WHAT NEEDS TO BE DONE >>
From the listing below, copy out every line where the word "Righe" appears.

LISTED ENTRIES >>
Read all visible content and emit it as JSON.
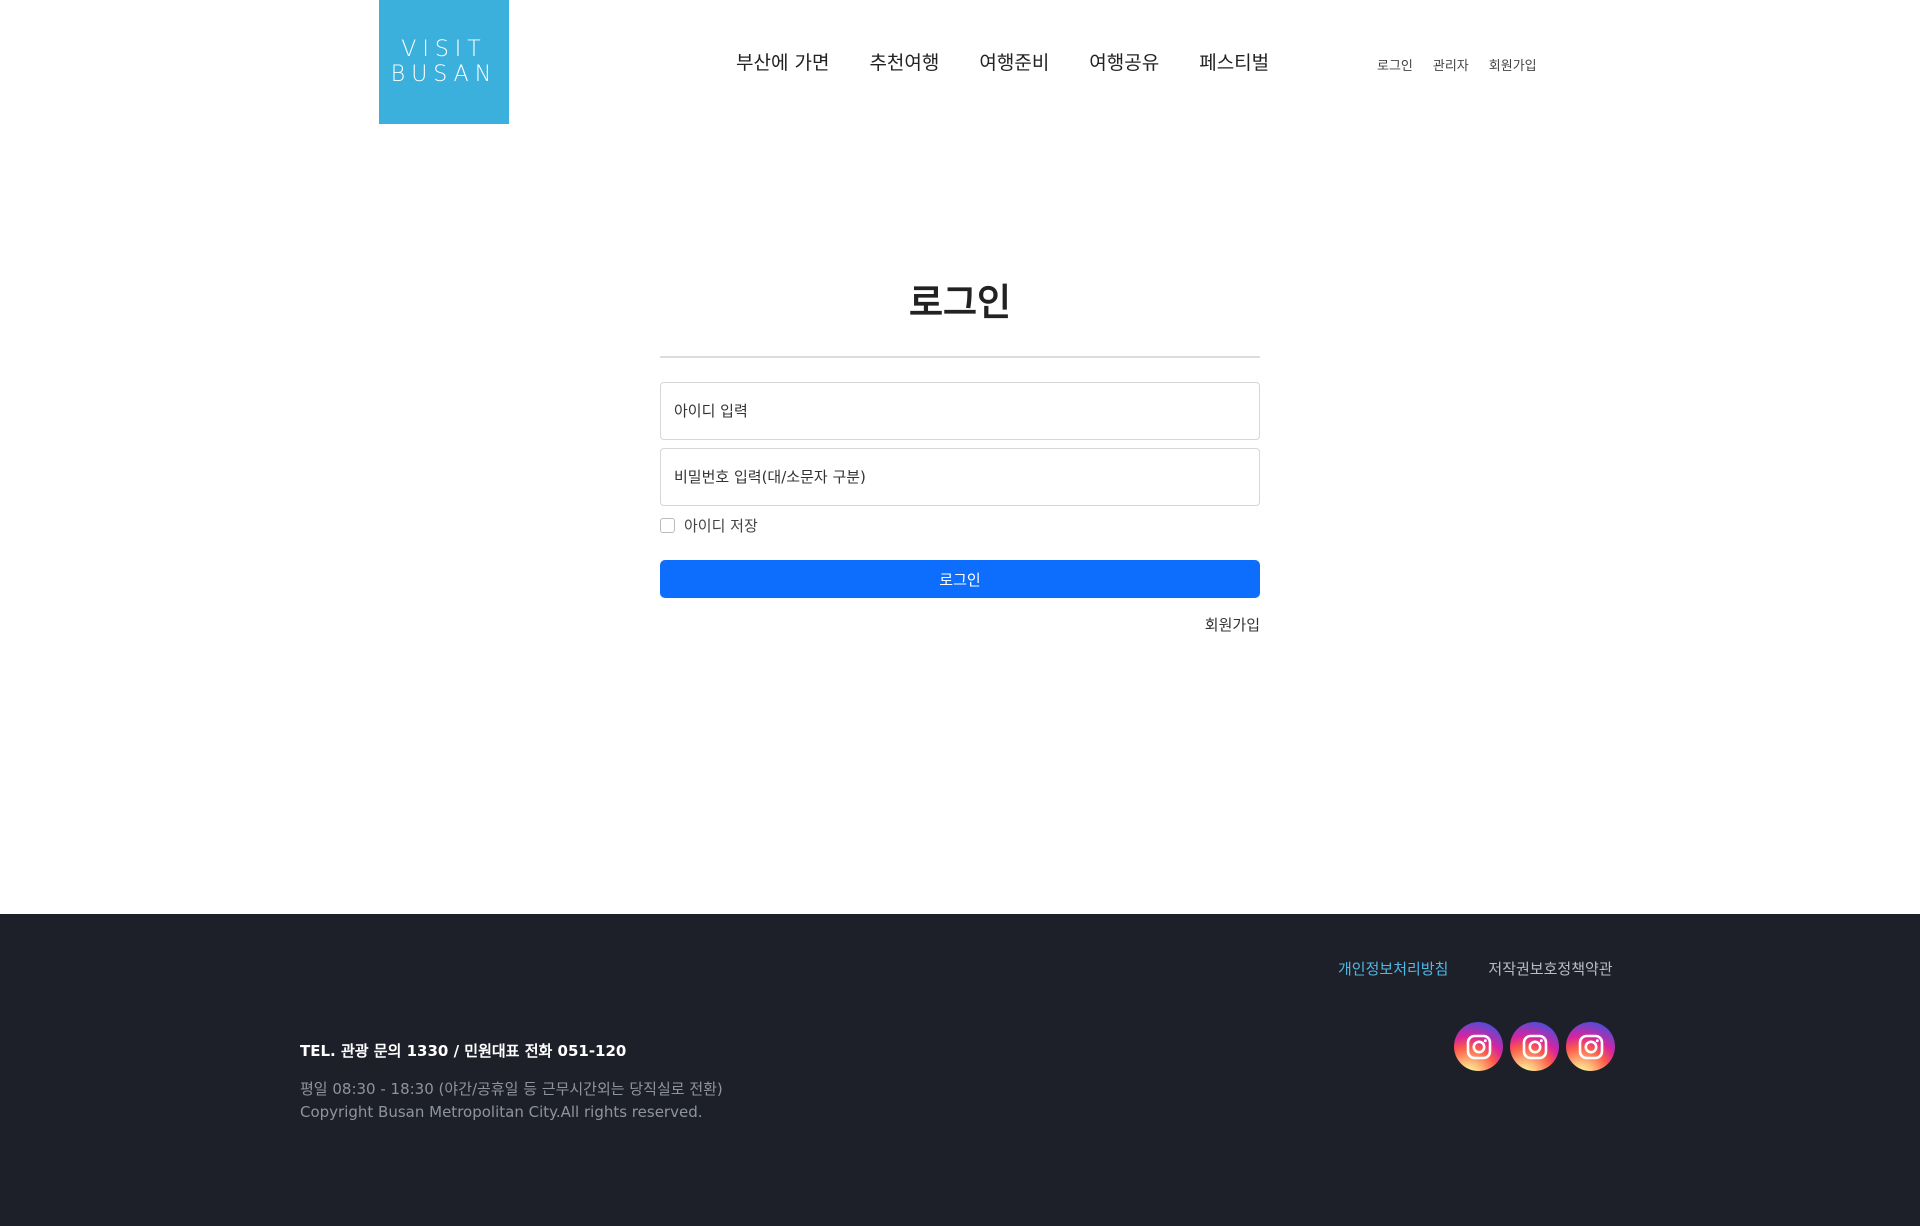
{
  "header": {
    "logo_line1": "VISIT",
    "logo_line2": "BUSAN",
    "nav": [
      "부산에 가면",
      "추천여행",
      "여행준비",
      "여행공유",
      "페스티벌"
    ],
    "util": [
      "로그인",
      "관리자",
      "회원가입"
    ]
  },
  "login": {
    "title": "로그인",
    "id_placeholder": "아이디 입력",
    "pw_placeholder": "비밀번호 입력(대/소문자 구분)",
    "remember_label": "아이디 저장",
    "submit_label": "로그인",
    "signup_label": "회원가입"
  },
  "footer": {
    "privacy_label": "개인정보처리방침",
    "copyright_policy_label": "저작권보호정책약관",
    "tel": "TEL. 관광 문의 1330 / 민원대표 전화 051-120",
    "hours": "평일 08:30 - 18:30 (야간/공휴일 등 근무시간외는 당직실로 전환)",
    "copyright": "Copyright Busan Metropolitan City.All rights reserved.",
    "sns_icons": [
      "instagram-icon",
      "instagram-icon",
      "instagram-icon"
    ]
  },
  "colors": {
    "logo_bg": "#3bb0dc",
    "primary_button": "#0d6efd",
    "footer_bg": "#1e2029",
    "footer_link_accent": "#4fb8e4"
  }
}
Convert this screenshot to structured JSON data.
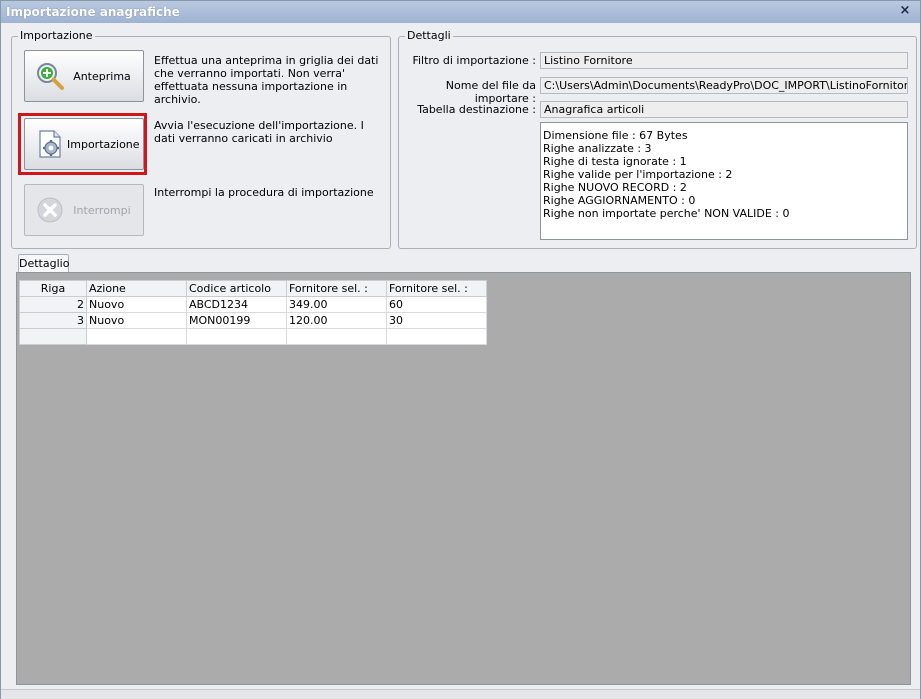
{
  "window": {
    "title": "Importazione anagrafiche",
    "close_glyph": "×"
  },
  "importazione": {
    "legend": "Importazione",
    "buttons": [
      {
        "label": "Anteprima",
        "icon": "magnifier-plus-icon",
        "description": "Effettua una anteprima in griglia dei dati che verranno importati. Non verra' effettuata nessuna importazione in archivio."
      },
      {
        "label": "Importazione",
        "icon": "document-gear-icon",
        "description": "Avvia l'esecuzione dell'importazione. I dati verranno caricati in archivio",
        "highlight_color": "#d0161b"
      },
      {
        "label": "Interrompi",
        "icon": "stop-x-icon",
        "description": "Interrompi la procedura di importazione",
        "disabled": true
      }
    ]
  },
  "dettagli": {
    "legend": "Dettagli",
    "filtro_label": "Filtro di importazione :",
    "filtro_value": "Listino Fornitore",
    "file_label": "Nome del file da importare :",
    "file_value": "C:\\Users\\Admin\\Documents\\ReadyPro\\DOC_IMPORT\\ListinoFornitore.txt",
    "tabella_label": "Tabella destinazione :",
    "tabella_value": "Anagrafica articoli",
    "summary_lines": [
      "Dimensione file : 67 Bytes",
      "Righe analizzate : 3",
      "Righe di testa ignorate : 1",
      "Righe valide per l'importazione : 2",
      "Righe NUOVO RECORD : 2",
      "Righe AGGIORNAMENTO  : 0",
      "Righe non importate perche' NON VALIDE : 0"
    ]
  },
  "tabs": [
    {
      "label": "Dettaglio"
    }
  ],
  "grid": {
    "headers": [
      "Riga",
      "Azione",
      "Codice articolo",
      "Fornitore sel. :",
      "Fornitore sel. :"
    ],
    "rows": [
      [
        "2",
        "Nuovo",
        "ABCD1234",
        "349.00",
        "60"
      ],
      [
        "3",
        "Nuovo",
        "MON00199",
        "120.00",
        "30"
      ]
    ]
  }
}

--

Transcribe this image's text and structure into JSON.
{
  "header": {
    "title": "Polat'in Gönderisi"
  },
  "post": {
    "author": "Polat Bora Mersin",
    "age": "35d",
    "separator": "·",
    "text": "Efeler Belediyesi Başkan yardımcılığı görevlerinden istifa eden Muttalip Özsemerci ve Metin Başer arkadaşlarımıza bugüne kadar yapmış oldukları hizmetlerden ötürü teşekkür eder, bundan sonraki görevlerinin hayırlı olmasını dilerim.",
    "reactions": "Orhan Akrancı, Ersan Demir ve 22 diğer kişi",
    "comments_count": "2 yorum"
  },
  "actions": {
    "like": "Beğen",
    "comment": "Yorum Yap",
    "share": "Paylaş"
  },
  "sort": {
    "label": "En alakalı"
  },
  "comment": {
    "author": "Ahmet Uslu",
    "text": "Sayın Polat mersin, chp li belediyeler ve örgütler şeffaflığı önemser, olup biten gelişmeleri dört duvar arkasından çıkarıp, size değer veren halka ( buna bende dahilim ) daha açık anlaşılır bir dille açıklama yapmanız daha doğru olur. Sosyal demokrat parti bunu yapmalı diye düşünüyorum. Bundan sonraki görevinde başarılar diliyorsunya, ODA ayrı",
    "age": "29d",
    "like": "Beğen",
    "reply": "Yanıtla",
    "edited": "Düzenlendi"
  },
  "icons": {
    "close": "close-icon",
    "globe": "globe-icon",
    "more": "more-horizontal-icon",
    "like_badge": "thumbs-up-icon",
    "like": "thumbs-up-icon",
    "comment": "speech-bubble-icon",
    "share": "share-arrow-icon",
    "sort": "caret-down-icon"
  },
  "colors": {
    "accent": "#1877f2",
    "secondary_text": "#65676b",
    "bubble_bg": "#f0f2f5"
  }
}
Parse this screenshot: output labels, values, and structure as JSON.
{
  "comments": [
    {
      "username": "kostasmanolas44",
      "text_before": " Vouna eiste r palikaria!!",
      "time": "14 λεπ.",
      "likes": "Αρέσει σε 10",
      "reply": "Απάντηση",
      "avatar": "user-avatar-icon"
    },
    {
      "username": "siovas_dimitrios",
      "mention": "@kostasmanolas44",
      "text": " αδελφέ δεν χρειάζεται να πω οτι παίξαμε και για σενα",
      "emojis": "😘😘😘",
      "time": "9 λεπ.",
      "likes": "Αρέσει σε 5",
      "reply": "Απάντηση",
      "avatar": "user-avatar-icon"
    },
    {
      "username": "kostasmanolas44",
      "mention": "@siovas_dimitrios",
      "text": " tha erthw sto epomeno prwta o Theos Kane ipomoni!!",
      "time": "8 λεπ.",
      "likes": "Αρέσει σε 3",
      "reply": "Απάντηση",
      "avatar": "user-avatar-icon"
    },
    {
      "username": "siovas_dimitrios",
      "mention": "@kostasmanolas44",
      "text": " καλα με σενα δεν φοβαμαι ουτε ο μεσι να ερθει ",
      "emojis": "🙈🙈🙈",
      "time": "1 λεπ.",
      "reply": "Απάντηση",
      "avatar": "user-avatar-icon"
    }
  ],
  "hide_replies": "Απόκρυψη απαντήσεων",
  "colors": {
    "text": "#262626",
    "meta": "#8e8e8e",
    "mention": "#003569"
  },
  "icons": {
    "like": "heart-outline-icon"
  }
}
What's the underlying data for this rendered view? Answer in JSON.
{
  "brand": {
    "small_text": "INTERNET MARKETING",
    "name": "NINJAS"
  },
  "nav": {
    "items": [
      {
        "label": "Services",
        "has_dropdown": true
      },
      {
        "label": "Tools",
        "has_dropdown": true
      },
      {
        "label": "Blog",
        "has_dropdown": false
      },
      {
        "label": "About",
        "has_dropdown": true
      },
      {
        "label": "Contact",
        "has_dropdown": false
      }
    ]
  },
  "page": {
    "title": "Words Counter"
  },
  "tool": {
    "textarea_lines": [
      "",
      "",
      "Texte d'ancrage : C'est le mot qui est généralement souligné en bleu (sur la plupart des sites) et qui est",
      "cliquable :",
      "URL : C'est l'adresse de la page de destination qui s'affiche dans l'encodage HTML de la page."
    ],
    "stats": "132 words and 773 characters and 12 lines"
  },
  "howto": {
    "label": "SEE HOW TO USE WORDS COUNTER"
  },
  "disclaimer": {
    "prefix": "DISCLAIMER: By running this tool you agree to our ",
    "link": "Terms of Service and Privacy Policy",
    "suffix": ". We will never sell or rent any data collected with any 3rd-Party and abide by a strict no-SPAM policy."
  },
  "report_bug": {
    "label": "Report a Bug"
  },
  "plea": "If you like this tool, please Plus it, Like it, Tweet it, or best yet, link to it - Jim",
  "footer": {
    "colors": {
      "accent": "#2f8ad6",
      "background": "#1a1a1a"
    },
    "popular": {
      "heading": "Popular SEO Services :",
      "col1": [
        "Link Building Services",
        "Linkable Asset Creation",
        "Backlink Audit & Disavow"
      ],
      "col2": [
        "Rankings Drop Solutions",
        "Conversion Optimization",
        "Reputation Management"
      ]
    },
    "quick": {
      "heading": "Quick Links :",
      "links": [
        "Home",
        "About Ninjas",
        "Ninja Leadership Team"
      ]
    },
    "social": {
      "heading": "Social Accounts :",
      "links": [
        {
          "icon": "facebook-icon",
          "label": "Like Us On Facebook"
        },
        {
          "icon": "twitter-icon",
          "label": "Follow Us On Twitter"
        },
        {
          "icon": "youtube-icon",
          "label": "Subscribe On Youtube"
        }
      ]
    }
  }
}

SOLUTION TO THIS PROBLEM >>
      "Righe analizzate : 3",
      "Righe di testa ignorate : 1",
      "Righe valide per l'importazione : 2",
      "Righe NUOVO RECORD : 2",
      "Righe AGGIORNAMENTO  : 0",
      "Righe non importate perche' NON VALIDE : 0"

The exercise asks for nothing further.